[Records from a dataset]
= Beginning of Section =

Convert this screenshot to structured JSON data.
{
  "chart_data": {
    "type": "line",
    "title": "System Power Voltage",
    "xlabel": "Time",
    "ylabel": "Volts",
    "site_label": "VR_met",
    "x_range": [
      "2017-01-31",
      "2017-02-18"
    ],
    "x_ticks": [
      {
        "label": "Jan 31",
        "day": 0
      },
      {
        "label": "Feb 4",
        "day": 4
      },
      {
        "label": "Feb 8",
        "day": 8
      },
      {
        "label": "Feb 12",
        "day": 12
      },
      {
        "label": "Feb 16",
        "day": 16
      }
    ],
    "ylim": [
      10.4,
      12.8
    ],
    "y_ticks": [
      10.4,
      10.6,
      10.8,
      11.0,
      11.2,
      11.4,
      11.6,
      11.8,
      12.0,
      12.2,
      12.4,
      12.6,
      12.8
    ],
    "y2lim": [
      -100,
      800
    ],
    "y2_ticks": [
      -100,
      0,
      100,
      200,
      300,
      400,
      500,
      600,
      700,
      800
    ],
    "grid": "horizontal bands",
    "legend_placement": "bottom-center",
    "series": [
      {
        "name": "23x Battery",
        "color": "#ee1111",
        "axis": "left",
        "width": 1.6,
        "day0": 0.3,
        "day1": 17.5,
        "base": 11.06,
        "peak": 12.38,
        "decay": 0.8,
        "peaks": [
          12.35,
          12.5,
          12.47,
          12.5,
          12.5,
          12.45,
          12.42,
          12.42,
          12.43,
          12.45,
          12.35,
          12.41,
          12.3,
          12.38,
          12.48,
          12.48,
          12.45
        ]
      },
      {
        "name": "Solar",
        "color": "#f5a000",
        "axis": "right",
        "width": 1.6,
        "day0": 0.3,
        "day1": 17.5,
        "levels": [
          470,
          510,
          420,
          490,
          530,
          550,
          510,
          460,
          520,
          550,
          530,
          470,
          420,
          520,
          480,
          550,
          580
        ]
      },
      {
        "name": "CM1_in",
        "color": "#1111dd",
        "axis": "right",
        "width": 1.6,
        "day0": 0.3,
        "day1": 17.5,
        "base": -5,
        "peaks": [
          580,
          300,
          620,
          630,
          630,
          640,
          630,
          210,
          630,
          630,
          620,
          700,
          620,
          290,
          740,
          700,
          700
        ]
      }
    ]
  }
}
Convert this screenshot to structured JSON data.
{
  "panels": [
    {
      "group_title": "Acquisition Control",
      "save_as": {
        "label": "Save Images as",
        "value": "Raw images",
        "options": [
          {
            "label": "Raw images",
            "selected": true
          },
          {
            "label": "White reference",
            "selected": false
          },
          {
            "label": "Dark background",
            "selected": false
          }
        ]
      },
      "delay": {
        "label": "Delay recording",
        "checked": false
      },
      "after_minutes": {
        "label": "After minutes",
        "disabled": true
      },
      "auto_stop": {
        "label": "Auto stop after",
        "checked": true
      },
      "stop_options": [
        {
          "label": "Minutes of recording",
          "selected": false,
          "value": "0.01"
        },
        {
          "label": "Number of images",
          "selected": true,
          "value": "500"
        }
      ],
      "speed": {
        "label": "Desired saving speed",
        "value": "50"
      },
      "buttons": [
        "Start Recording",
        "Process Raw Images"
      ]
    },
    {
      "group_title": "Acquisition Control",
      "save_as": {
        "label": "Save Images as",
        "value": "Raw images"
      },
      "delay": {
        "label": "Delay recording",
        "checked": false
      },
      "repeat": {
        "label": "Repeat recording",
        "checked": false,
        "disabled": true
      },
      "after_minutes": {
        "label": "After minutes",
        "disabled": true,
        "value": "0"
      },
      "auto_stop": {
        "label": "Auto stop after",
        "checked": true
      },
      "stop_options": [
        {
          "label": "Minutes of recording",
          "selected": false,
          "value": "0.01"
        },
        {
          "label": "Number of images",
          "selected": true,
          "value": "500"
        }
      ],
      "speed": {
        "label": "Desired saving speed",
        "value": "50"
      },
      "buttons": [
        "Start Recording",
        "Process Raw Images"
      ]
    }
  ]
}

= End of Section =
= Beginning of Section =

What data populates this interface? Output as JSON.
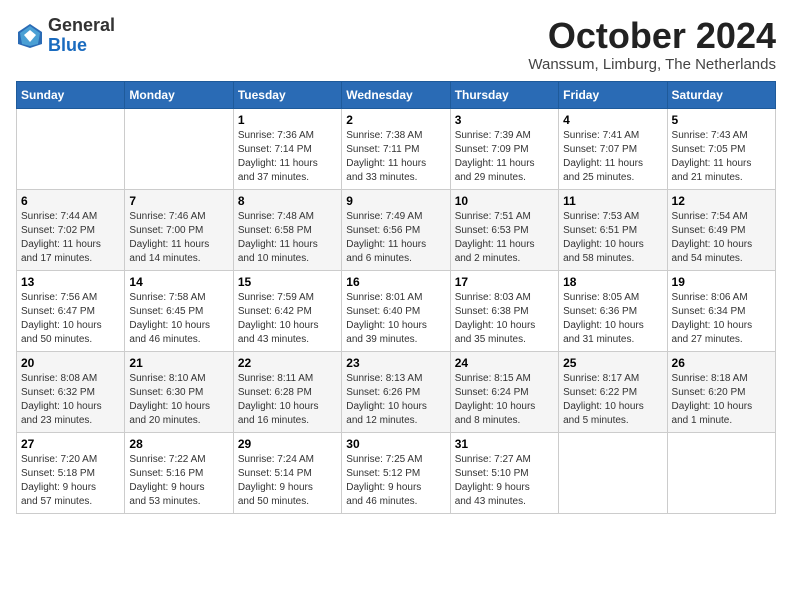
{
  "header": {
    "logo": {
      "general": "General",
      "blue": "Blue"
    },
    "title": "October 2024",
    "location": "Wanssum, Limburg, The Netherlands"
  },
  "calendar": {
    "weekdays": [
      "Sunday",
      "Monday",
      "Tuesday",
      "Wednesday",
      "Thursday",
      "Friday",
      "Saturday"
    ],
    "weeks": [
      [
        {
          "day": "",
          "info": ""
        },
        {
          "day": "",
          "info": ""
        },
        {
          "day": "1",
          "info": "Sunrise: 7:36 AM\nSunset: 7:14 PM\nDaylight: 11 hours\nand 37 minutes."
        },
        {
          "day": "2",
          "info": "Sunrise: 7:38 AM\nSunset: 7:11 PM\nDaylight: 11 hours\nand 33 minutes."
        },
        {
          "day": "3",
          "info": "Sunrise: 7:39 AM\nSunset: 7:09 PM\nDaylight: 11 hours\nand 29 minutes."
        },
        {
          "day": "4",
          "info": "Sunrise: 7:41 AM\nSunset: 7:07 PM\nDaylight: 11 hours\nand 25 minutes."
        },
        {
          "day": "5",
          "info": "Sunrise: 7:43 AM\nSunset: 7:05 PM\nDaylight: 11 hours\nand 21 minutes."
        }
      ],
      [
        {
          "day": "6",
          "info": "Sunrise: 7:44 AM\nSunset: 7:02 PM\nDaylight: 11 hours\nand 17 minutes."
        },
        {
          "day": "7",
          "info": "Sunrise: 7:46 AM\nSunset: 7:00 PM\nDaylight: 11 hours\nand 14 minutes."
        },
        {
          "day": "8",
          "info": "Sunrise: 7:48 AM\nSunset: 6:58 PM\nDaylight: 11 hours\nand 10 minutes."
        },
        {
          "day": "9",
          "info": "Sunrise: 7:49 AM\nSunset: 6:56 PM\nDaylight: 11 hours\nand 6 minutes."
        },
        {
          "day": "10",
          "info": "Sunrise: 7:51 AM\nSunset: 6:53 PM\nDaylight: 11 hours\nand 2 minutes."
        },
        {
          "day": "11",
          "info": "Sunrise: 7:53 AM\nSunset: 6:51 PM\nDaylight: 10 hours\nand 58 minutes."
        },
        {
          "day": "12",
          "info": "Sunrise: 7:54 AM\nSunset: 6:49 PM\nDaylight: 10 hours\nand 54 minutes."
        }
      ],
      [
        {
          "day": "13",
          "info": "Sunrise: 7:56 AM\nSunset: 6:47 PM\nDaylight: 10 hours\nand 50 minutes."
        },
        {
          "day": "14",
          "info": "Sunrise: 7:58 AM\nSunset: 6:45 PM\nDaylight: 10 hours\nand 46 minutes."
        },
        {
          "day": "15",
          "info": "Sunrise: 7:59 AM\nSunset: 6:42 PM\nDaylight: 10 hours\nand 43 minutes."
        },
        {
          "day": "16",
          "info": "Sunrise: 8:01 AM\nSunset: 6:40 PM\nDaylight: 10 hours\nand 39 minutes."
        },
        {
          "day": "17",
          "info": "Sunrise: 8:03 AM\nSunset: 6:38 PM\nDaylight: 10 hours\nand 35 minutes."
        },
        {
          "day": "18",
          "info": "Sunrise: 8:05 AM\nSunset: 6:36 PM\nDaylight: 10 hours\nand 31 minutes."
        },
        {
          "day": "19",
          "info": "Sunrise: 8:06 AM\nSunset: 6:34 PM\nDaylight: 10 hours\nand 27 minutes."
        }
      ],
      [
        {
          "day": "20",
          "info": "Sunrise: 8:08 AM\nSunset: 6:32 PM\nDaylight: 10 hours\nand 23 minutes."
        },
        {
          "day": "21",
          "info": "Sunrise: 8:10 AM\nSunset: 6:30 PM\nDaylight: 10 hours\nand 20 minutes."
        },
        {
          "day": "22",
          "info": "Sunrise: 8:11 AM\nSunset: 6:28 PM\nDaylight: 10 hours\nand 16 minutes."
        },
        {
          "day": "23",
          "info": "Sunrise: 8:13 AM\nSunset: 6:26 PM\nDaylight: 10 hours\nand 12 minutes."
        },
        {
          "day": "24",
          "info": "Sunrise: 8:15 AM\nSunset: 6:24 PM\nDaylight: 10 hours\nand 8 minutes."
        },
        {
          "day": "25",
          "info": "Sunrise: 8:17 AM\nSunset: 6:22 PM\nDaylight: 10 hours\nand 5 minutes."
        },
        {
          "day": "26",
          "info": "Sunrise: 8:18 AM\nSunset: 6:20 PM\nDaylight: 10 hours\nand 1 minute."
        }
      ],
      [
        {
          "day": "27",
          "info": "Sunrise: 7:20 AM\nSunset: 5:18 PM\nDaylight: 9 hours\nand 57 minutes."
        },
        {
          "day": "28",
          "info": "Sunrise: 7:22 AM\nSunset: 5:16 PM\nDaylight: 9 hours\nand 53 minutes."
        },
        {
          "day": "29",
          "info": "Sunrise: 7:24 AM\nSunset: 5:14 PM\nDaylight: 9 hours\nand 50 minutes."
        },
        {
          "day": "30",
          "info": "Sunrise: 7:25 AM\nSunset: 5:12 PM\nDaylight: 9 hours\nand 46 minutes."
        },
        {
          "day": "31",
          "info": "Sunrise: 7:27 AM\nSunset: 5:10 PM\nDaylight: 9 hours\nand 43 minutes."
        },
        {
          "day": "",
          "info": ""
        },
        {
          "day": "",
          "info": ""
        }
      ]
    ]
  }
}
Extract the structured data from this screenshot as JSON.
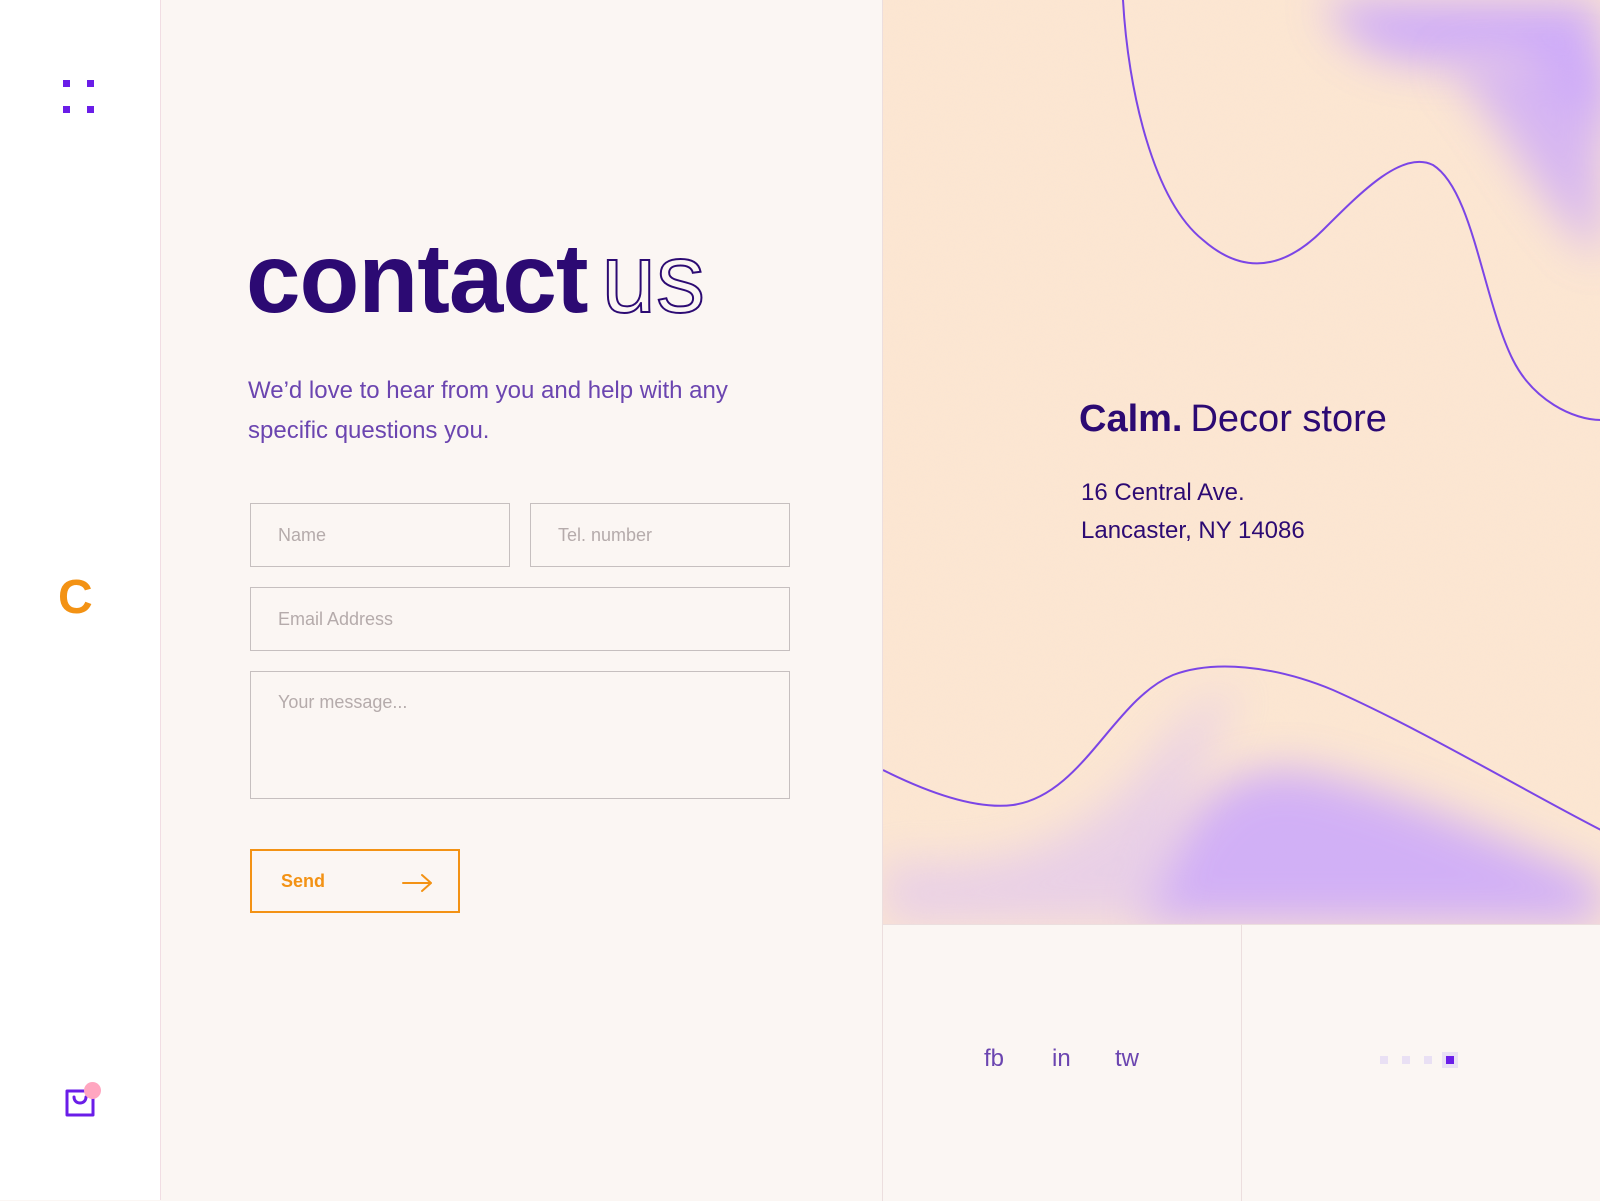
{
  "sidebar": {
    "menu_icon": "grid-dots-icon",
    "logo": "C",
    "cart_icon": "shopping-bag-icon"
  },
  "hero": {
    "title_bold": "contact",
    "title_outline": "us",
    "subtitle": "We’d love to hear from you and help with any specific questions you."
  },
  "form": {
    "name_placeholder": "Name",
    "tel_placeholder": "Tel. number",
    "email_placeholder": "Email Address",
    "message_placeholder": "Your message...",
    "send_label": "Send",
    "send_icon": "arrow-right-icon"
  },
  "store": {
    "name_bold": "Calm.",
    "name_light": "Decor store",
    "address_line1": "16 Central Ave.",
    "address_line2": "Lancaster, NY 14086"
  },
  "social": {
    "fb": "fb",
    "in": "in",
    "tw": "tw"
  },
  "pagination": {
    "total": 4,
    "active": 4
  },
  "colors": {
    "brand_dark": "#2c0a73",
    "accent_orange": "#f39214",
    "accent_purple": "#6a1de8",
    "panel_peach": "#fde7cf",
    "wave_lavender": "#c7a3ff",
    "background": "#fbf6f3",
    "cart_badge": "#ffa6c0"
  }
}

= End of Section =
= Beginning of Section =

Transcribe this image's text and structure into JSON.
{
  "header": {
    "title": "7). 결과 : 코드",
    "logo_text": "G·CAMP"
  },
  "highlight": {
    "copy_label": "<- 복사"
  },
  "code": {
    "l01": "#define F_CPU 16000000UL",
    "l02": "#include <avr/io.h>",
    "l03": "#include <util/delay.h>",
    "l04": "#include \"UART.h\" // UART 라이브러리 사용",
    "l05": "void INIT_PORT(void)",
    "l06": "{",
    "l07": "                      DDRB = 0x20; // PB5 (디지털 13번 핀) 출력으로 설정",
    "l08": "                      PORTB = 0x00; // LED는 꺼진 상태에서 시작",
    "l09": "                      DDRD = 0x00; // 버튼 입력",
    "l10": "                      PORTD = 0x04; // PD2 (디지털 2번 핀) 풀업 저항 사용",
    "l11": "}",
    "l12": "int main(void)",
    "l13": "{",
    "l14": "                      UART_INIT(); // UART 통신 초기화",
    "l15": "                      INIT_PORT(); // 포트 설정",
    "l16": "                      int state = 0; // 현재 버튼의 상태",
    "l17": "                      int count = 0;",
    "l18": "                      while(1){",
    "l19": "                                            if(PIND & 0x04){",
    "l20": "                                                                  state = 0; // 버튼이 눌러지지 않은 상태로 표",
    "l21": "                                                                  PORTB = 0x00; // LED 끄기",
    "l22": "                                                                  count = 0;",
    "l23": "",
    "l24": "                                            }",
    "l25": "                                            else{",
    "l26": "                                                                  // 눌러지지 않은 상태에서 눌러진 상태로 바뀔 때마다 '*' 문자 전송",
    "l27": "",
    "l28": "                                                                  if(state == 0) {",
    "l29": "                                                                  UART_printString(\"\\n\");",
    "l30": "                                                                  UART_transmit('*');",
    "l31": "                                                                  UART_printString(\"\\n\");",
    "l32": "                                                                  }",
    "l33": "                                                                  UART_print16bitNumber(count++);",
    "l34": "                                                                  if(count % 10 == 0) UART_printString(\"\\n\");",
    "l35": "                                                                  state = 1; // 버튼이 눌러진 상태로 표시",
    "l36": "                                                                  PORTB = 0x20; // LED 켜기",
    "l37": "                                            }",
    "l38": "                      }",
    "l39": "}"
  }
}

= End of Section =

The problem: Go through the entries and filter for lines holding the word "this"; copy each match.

Task response:
Convert this screenshot to structured JSON data.
Convert this screenshot to structured JSON data.
What data populates this interface? Output as JSON.
Extract the structured data from this screenshot as JSON.
Transcribe this image's text and structure into JSON.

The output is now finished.